I took the students in my Reporting in NYC class to visit the New York Daily News last month, courtesy of News Editor John Oswald, who handles many of the paper’s internships and whom I’d gotten to know by phone and e-mail. Globe or no globe, bronze sunburst or no, after our visit a week earlier to the austere Temple of Journalism on Eighth Avenue, aka The New York Times, I wanted the students to see a traditional newspaper newsroom. Continue reading

SBU/Journalism Commencement 2010: Our third graduating class

It’s over.

The busy spring semester is finally finished. All the work is graded, all the grades are posted, the orations have been heard and the cap, gown and master’s hood returned to the university bookstore. Our third class of graduates has moved its tassels from right to left.

I’m enormously proud of this group, as I have been of our first two graduating classes, but in some ways of this group just a bit more. These graduates embody not only their own talents and perseverence but also our growth as a faculty and a school.

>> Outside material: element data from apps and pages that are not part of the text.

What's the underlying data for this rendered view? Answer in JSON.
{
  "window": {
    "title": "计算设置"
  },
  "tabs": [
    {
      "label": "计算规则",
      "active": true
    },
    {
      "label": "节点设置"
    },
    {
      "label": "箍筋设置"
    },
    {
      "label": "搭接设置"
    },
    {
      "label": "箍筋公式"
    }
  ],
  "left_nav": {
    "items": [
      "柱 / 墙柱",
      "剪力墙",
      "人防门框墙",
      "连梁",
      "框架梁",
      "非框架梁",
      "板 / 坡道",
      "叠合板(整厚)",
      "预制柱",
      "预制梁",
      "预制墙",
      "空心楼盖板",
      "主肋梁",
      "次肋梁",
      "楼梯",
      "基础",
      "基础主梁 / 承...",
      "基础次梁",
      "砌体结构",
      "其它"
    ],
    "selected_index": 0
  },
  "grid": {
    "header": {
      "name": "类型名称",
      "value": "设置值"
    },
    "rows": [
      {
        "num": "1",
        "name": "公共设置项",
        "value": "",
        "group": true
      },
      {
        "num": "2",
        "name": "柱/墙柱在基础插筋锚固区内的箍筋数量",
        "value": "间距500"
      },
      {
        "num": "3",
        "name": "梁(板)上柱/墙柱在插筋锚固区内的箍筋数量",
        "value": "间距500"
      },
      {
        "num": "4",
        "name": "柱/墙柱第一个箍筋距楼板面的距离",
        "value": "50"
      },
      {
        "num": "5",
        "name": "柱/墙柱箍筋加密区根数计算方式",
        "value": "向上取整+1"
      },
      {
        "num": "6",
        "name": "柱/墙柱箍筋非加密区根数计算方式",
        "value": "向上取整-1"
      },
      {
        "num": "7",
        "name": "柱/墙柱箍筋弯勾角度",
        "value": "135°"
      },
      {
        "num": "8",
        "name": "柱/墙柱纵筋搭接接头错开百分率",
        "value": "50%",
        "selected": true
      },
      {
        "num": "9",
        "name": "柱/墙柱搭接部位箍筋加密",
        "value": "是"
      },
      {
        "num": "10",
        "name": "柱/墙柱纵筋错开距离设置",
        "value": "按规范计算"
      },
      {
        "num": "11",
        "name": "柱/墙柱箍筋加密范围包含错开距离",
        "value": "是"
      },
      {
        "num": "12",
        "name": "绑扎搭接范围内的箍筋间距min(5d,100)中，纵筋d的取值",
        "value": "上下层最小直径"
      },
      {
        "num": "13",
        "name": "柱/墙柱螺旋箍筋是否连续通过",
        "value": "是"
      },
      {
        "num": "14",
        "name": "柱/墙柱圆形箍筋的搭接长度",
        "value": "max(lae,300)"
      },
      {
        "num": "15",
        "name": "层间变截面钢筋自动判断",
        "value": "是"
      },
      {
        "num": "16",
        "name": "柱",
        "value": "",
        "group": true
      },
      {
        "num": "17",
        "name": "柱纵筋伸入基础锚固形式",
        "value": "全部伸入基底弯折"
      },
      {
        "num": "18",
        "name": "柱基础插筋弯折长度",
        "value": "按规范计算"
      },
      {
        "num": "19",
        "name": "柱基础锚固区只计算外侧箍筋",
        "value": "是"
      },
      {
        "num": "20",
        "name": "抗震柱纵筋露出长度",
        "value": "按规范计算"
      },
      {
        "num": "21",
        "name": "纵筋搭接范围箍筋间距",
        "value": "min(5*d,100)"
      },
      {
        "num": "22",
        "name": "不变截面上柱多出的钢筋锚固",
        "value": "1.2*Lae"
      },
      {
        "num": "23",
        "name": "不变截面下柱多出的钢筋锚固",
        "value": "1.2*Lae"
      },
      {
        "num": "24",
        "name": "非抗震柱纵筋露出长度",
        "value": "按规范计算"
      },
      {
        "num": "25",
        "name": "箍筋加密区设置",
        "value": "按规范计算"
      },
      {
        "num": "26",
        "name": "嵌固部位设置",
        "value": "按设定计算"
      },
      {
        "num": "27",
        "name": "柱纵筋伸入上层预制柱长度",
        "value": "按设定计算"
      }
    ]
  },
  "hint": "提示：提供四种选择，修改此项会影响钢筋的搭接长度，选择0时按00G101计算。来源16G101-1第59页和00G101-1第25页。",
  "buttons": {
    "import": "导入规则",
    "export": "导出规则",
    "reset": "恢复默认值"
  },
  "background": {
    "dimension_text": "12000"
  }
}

It’s our biggest class yet (seven majors in 2008, 19 last year, 29 last week). Three are going to prestigious graduate programs in journalism (Columbia, CUNY). One has already started as a reporter for the Amsterdam (N.Y.) Recorder, a six-day-a-week newspaper near his upstate home. One has a job as a desk assistant with WCBS-TV/Channel 2 in New York, which she earned after proving herself in a semester-long full-time internship. Another expects offers from either of two major metro news websites. Another has been called back for a second interview at Cosmopolitan. Another will be attending law school at St. John’s University. For students graduating in this economy at this point in the evolution of the journalism industry, having a quarter of the cohort with something solid ahead of them seems a victory. And I expect to hear more good news in the coming months.

I’m confident because while we as a school still have a lot to figure out about what and how to teach, we’re learning from each class of graduates, making changes and building on our successes. One thing we’re learning to do better is teaching professionalism. We have emphasized resume writing, portfolio construction and mock interviews, and the results show in the confidence with which our graduates are approaching the job hunt. The Cosmo girl (couldn’t help that) practiced with me in our senior-project class. The assignment was to find a job posting online that she really wanted, tailor her resume and cover letter for that position, research the organization and then sit for a mock interview. When she went for the real thing, she was ready, with ideas for the website and a successful senior project on a difficult topic that showed she could report, write, produce a video, take digital photos and add interactivity online.

Our push for every student to have one solid journalism internship, if not two or three, is beginning to show results, too. Fewer students than I would have liked interned, but 14, nearly half, did, 10 more than once, at newspapers, websites, magazines, television and radio stations, the full gamut. A couple “walked,” as they say, in Friday’s commencement ceremony but are postponing their official graduation date until August to squeeze in one last internship that requires academic credit. We have 15 students interning for credit this summer, at last count, mostly juniors, so I expect the percentage with internships on their resumes to rise next year.

On the day of the ceremony, in their red caps and gowns, many seemed both joyful and anxious. Who could blame them for a few jitters as they leave the intimacy of our program for the big wide world? But they’ll do well. I believe this from the bottom of my heart.

%d bloggers like this: